Born: May 29, 2009
The younger of two remarkable children born to Chandrakala Jandyam and Dr. Krishna M. Vukoti, immigrants from Southern India, Akash Vukoti began his spelling bee career at the mere age of two. By the following year, he was inducted into the American Mensa. At age five, he was named a Davidson Young Scholar. Young Vukoti became the first first-grader to qualify for the Scripps National Spelling Bee when he was six.
That’s not all this amazing kid has done. He has appeared on the American and British versions of Little Big Shots and on multiple talk shows. Vukoti even competed in Dancing with the Stars: Juniors and appeared in commercials for IBM and Amazon Kindle.
Shourav and his sister Shobha (older by two years) Dasari have both competed in the Scripps Spelling Bee over the years. When the 2020 Scripps was cancelled because of the pandemic, the siblings organized an online spelling bee instead.
Shourav and Shobha, who reside in Texas, received a great response to their online bee, with most of the participants being eight graders. These eight graders who worked hard to qualify for Scripps this year won’t be able to compete next year due to the age limit.
With his sister, who is a student at Stanford, Shourav also created Spell Pundit in 2017. This prep program provides resources to spellers for an annual fee.
Ashrita Gandhari resides in North Andover, Massachusetts with her parents, Bharat Gandhari and Sirisha Bhumireddy. And she’s been a regular at spelling bees at least since she was in first grade.
She began spelling before she even turned two. Now she preps for competitions by learning etymology instead of words.
When she’s not spelling, Gandhari spends her time studying, playing soccer, basketball, and the piano, and dancing. The 12-year-old aspires to be an astronaut when she’s older and loves math and science. She’s definitely a great role model, as her younger sister is following in her footsteps.
This kid from Virginia competed in his final spelling bee in 2017. Since Tejas Muthusamy began competing nationally in 2014, he had advanced to the Scripps in four consecutive years. His younger brother, Shreyas Muthusamy is also a competitive speller.

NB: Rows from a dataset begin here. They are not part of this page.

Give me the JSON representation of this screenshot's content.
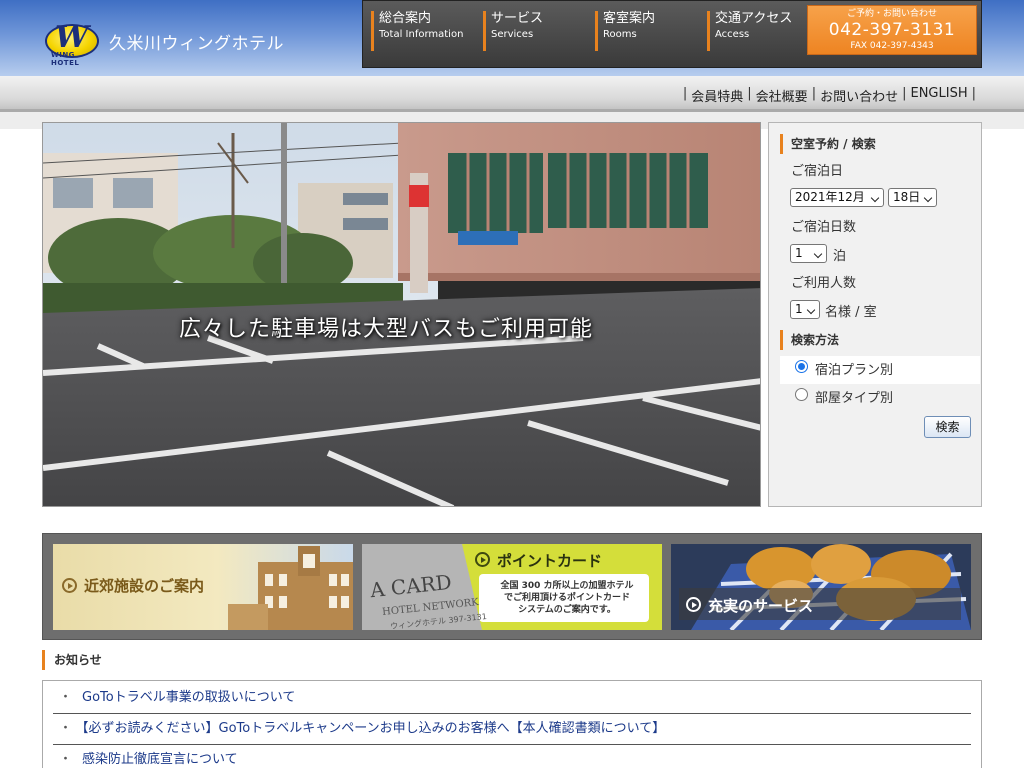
{
  "header": {
    "logo_text": "久米川ウィングホテル",
    "logo_emblem_letter": "W",
    "logo_emblem_sub": "WING HOTEL"
  },
  "global_nav": [
    {
      "jp": "総合案内",
      "en": "Total Information"
    },
    {
      "jp": "サービス",
      "en": "Services"
    },
    {
      "jp": "客室案内",
      "en": "Rooms"
    },
    {
      "jp": "交通アクセス",
      "en": "Access"
    }
  ],
  "contact": {
    "label": "ご予約・お問い合わせ",
    "tel": "042-397-3131",
    "fax": "FAX 042-397-4343"
  },
  "sub_nav": [
    "会員特典",
    "会社概要",
    "お問い合わせ",
    "ENGLISH"
  ],
  "hero": {
    "caption": "広々した駐車場は大型バスもご利用可能"
  },
  "booking": {
    "section_title": "空室予約 / 検索",
    "date_label": "ご宿泊日",
    "year_month": "2021年12月",
    "day": "18日",
    "nights_label": "ご宿泊日数",
    "nights_value": "1",
    "nights_unit": "泊",
    "people_label": "ご利用人数",
    "people_value": "1",
    "people_unit": "名様 / 室",
    "method_title": "検索方法",
    "method_options": [
      "宿泊プラン別",
      "部屋タイプ別"
    ],
    "method_selected": 0,
    "search_button": "検索"
  },
  "banners": [
    {
      "title": "近郊施設のご案内"
    },
    {
      "title": "ポイントカード",
      "desc": "全国 300 カ所以上の加盟ホテル\nでご利用頂けるポイントカード\nシステムのご案内です。",
      "card_text": "A CARD",
      "card_sub": "HOTEL NETWORK",
      "card_tel": "ウィングホテル 397-3131"
    },
    {
      "title": "充実のサービス"
    }
  ],
  "news": {
    "title": "お知らせ",
    "items": [
      "GoToトラベル事業の取扱いについて",
      "【必ずお読みください】GoToトラベルキャンペーンお申し込みのお客様へ【本人確認書類について】",
      "感染防止徹底宣言について"
    ]
  },
  "colors": {
    "accent": "#e8821e",
    "header_blue": "#5a86d0",
    "nav_dark": "#444444",
    "link_blue": "#1c3a8a"
  }
}
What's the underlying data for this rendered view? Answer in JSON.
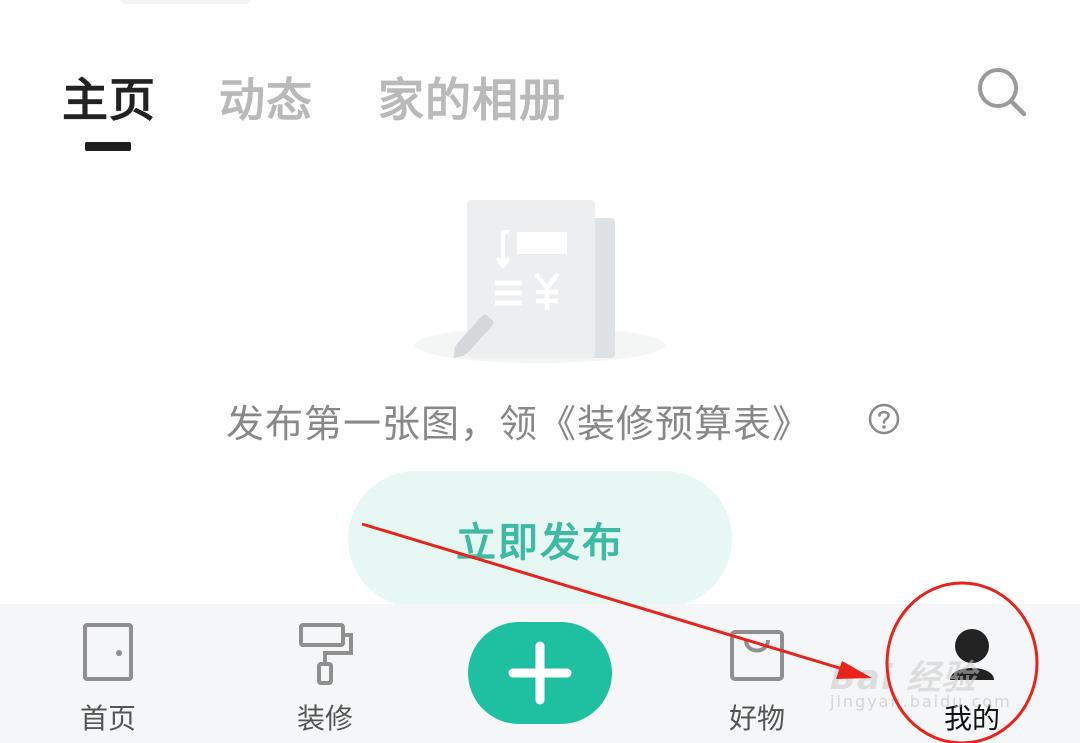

Since his spelling career ended, Muthusamy has enjoyed some well-deserved R&R with his parents, Muthusamy Jeevanantham and Srilatha Santhanagopalan. His mother has spoken with pride about her son, while mentioning at the same time how difficult it is watching her son struggle in competition.